18 So before sunset of the seventh day, the men of the town came to Samson with their answer:

“What is sweeter than honey?
What is stronger than a lion?”

Samson replied, “If you hadn’t plowed with my heifer, you wouldn’t have solved my riddle!”

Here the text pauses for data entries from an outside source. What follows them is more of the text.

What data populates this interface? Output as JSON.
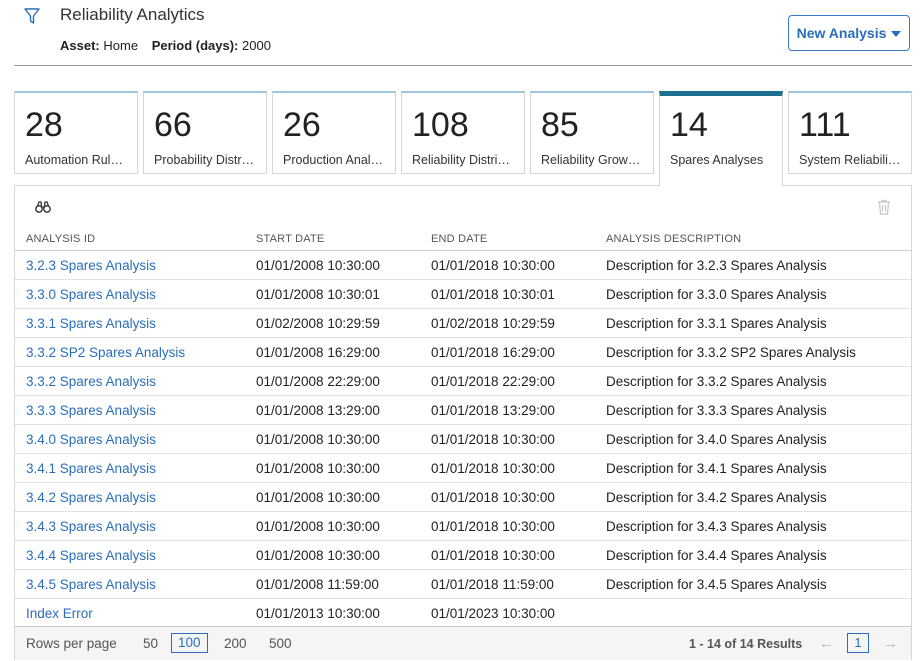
{
  "header": {
    "title": "Reliability Analytics",
    "asset_label": "Asset:",
    "asset_value": "Home",
    "period_label": "Period (days):",
    "period_value": "2000",
    "new_button": "New Analysis"
  },
  "tiles": [
    {
      "count": "28",
      "label": "Automation Rul…"
    },
    {
      "count": "66",
      "label": "Probability Distr…"
    },
    {
      "count": "26",
      "label": "Production Anal…"
    },
    {
      "count": "108",
      "label": "Reliability Distri…"
    },
    {
      "count": "85",
      "label": "Reliability Grow…"
    },
    {
      "count": "14",
      "label": "Spares Analyses"
    },
    {
      "count": "111",
      "label": "System Reliabili…"
    }
  ],
  "table": {
    "columns": [
      "ANALYSIS ID",
      "START DATE",
      "END DATE",
      "ANALYSIS DESCRIPTION"
    ],
    "rows": [
      [
        "3.2.3 Spares Analysis",
        "01/01/2008 10:30:00",
        "01/01/2018 10:30:00",
        "Description for 3.2.3 Spares Analysis"
      ],
      [
        "3.3.0 Spares Analysis",
        "01/01/2008 10:30:01",
        "01/01/2018 10:30:01",
        "Description for 3.3.0 Spares Analysis"
      ],
      [
        "3.3.1 Spares Analysis",
        "01/02/2008 10:29:59",
        "01/02/2018 10:29:59",
        "Description for 3.3.1 Spares Analysis"
      ],
      [
        "3.3.2 SP2 Spares Analysis",
        "01/01/2008 16:29:00",
        "01/01/2018 16:29:00",
        "Description for 3.3.2 SP2 Spares Analysis"
      ],
      [
        "3.3.2 Spares Analysis",
        "01/01/2008 22:29:00",
        "01/01/2018 22:29:00",
        "Description for 3.3.2 Spares Analysis"
      ],
      [
        "3.3.3 Spares Analysis",
        "01/01/2008 13:29:00",
        "01/01/2018 13:29:00",
        "Description for 3.3.3 Spares Analysis"
      ],
      [
        "3.4.0 Spares Analysis",
        "01/01/2008 10:30:00",
        "01/01/2018 10:30:00",
        "Description for 3.4.0 Spares Analysis"
      ],
      [
        "3.4.1 Spares Analysis",
        "01/01/2008 10:30:00",
        "01/01/2018 10:30:00",
        "Description for 3.4.1 Spares Analysis"
      ],
      [
        "3.4.2 Spares Analysis",
        "01/01/2008 10:30:00",
        "01/01/2018 10:30:00",
        "Description for 3.4.2 Spares Analysis"
      ],
      [
        "3.4.3 Spares Analysis",
        "01/01/2008 10:30:00",
        "01/01/2018 10:30:00",
        "Description for 3.4.3 Spares Analysis"
      ],
      [
        "3.4.4 Spares Analysis",
        "01/01/2008 10:30:00",
        "01/01/2018 10:30:00",
        "Description for 3.4.4 Spares Analysis"
      ],
      [
        "3.4.5 Spares Analysis",
        "01/01/2008 11:59:00",
        "01/01/2018 11:59:00",
        "Description for 3.4.5 Spares Analysis"
      ],
      [
        "Index Error",
        "01/01/2013 10:30:00",
        "01/01/2023 10:30:00",
        ""
      ]
    ]
  },
  "footer": {
    "rows_per_page_label": "Rows per page",
    "options": [
      "50",
      "100",
      "200",
      "500"
    ],
    "results": "1 - 14 of 14 Results",
    "current_page": "1",
    "prev_arrow": "←",
    "next_arrow": "→"
  }
}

19 Then the Spirit of the Lord came powerfully upon him. He went down to the town of Ashkelon, killed thirty men, took their belongings, and gave their clothing to the men who had solved his riddle. But Samson was furious about what had happened, and he went back home to live with his father and mother. 20 So his wife was given in marriage to the man who had been Samson’s best man at the wedding.

 

Samson convinced himself that marrying a girl from a culture that was at odds with everything Israel stood for was OK. Why? Because she was pretty, and sexy, and he let his own lust for her convince him that marrying her would be alright. We sometimes blind ourselves to the realities of life when we let lust get in the way. That woman that you think is going to make you happy has her own set of baggage. Often when we remarry we are exchanging one set of problems for new ones. We end up with our old problems plus new ones. We blind ourselves with fantasies of what life is going to be like if I could just have a new relationship. I am an example and our crowded family courts are a testament to our desire to have our fantasies fulfilled instead of working through problems in marriage. Kids and mothers with different names nowadays. You have to have a chart to figure out who was married to who and what kids belong to who. What seems so fanciful in the beginning when lust and passion and no responsibilities turns out to be realities of misbehaving kids, power bills, phone bills, car payments, child support, and cleaning the toilet, fixing broken stuff. And it doesn’t have to be lusts of the flesh that blind us to realities. It can be a new house that you cant afford. It can be a new bright shiny car. It could be a better paying job. It could be anything that we lust for.

The takeaway here is that if you know something is sinful. Don’t rationalize how dabbling in it will be OK. Don’t blind yourself with the bright shiny new thing. Don’t blind yourself to reality of and consequences of sinful behavior. Sin always has its consequences. Always. No matter how you justify why this sin is OK for me but not others. Sin always consumes us in someway and spits us out on the other side used up and destroyed.

Amen and Amen.

Advertisements

Leave a Reply

Fill in your details below or click an icon to log in:

WordPress.com Logo

You are commenting using your WordPress.com account. Log Out / Change )

Twitter picture

You are commenting using your Twitter account. Log Out / Change )

Facebook photo

You are commenting using your Facebook account. Log Out / Change )

Google+ photo

You are commenting using your Google+ account. Log Out / Change )

Connecting to %s